**Assignment:**
Find all lines in the records that include the word "heading", and copy them out.

**Supplied material:**
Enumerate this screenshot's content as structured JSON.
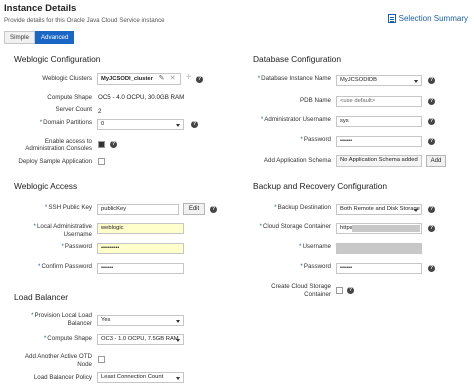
{
  "header": {
    "title": "Instance Details",
    "subtitle": "Provide details for this Oracle Java Cloud Service instance",
    "summary_link": "Selection Summary"
  },
  "tabs": [
    {
      "label": "Simple",
      "active": false
    },
    {
      "label": "Advanced",
      "active": true
    }
  ],
  "weblogic_config": {
    "heading": "Weblogic Configuration",
    "clusters_label": "Weblogic Clusters",
    "cluster_name": "MyJCSODI_cluster",
    "compute_shape_label": "Compute Shape",
    "compute_shape_value": "OC5 - 4.0 OCPU, 30.0GB RAM",
    "server_count_label": "Server Count",
    "server_count_value": "2",
    "domain_partitions_label": "Domain Partitions",
    "domain_partitions_value": "0",
    "admin_console_label_1": "Enable access to",
    "admin_console_label_2": "Administration Consoles",
    "admin_console_checked": true,
    "deploy_sample_label": "Deploy Sample Application",
    "deploy_sample_checked": false
  },
  "weblogic_access": {
    "heading": "Weblogic Access",
    "ssh_key_label": "SSH Public Key",
    "ssh_key_value": "publicKey",
    "ssh_edit_button": "Edit",
    "local_admin_label_1": "Local Administrative",
    "local_admin_label_2": "Username",
    "local_admin_value": "weblogic",
    "password_label": "Password",
    "password_value": "•••••••••",
    "confirm_password_label": "Confirm Password",
    "confirm_password_value": "••••••"
  },
  "load_balancer": {
    "heading": "Load Balancer",
    "provision_label_1": "Provision Local Load",
    "provision_label_2": "Balancer",
    "provision_value": "Yes",
    "compute_shape_label": "Compute Shape",
    "compute_shape_value": "OC3 - 1.0 OCPU, 7.5GB RAM",
    "another_otd_label_1": "Add Another Active OTD",
    "another_otd_label_2": "Node",
    "another_otd_checked": false,
    "policy_label": "Load Balancer Policy",
    "policy_value": "Least Connection Count"
  },
  "database_config": {
    "heading": "Database Configuration",
    "db_instance_label": "Database Instance Name",
    "db_instance_value": "MyJCSODIDB",
    "pdb_label": "PDB Name",
    "pdb_placeholder": "<use default>",
    "admin_user_label": "Administrator Username",
    "admin_user_value": "sys",
    "password_label": "Password",
    "password_value": "••••••",
    "add_schema_label": "Add Application Schema",
    "add_schema_value": "No Application Schema added",
    "add_button": "Add"
  },
  "backup_config": {
    "heading": "Backup and Recovery Configuration",
    "destination_label": "Backup Destination",
    "destination_value": "Both Remote and Disk Storage",
    "cloud_container_label": "Cloud Storage Container",
    "cloud_container_value": "https:/",
    "username_label": "Username",
    "password_label": "Password",
    "password_value": "••••••",
    "create_container_label_1": "Create Cloud Storage",
    "create_container_label_2": "Container",
    "create_container_checked": false
  },
  "colors": {
    "accent": "#1a66c4",
    "link": "#1a5fa8",
    "required_input_bg": "#ffffcc"
  }
}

**Response to the task:**
    "heading": "Weblogic Configuration",
    "heading": "Weblogic Access",
    "heading": "Load Balancer",
    "heading": "Database Configuration",
    "heading": "Backup and Recovery Configuration",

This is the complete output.